Toro (literally “light basket” or “light tower”) originated, like many elements of traditional Japanese architecture, in China. Originally, lanterns were only used in Japan to line the paths of Buddhists temples. Stone lanterns were eventually popularized during the Momoyama period (1568-1600) by tea masters, who used them to decorate their gardens.
Many different types of lanterns can be found throughout Roji-en. Some are strategically placed just downstream from a waterfall, overlooking a water feature, or lining a path, but all serve mostly as decoration. Here are a few common styles of stone lanterns found in Roji-en, and where to look for them.
Kasuga-doro. This lantern is a tachi-gata, or pedestal type, and represented a guardian at the entrances of temples or tea gardens. Kasuga-doro lanterns can be seen around the South Gate, Challenger Point, the Yamato-kan bridge and Yamato Island.
Rokkaku Yukimi. This lantern is known as the “snow-viewing” lantern. The upturned roof catches snow, inviting viewers to appreciate a garden in a season when most gardens are frozen. This type of lantern can be found at the Modern Garden overlooking the pond.

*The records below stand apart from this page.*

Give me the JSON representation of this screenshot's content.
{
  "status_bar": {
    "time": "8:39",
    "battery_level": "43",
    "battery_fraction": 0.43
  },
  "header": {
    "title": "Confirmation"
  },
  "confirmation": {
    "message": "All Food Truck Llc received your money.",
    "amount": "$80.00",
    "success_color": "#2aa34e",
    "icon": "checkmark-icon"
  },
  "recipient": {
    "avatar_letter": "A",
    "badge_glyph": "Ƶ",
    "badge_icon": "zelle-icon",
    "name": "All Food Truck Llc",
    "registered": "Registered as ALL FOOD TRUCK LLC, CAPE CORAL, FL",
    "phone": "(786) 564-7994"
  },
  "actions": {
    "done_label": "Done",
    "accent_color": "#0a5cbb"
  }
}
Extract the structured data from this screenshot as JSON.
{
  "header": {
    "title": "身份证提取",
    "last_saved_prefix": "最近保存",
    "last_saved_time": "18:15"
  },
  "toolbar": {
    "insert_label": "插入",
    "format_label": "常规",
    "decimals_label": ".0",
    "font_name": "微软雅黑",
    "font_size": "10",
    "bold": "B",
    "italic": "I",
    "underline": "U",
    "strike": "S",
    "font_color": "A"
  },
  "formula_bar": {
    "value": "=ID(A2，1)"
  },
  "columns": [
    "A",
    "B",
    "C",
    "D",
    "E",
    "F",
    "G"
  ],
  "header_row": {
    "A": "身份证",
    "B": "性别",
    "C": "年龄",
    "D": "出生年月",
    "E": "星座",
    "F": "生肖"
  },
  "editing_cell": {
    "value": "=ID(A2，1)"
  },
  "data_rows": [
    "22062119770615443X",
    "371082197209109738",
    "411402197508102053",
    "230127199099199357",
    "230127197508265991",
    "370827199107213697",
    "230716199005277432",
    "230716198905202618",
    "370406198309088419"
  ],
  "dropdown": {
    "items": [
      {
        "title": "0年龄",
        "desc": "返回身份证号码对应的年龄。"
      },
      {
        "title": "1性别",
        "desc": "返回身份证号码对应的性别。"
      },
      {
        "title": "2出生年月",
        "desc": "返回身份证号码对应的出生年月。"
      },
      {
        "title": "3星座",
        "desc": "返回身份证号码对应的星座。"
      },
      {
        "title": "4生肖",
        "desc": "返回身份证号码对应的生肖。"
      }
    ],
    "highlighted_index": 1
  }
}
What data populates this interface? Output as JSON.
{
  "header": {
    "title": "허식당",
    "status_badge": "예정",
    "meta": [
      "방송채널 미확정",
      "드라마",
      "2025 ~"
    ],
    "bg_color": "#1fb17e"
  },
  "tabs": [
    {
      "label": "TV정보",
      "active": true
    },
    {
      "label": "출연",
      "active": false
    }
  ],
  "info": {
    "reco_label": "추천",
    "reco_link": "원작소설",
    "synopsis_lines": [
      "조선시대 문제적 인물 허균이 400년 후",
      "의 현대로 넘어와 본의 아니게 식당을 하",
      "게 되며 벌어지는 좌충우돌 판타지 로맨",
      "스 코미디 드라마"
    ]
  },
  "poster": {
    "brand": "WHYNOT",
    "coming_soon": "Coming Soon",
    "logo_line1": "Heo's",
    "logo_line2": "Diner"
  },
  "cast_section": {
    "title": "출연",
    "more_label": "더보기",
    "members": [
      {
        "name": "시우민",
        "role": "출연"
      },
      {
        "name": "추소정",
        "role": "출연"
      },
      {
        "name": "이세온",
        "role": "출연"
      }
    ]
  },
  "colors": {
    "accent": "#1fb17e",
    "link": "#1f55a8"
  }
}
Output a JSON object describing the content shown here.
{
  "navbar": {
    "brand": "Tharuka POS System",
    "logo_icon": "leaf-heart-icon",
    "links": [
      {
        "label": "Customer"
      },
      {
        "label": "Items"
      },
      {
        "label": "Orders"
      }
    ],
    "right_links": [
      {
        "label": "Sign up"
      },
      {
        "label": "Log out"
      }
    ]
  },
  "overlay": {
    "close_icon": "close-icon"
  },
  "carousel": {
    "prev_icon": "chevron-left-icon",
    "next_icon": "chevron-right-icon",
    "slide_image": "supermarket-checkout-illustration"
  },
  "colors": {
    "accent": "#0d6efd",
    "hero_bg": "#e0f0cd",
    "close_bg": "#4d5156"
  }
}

Kotoji. Kotoji means “harp tuner.” The two legs of this lantern resemble the tuning forks of the koto, a quintessential Japanese instrument. One leg of the lantern stands on land while the other dips into the water, reflecting the interdependence of land and water. A kotoji lantern can also be referred to as a “wet foot-dry foot” lantern. This type of lantern can be seen in our Modern Garden creek.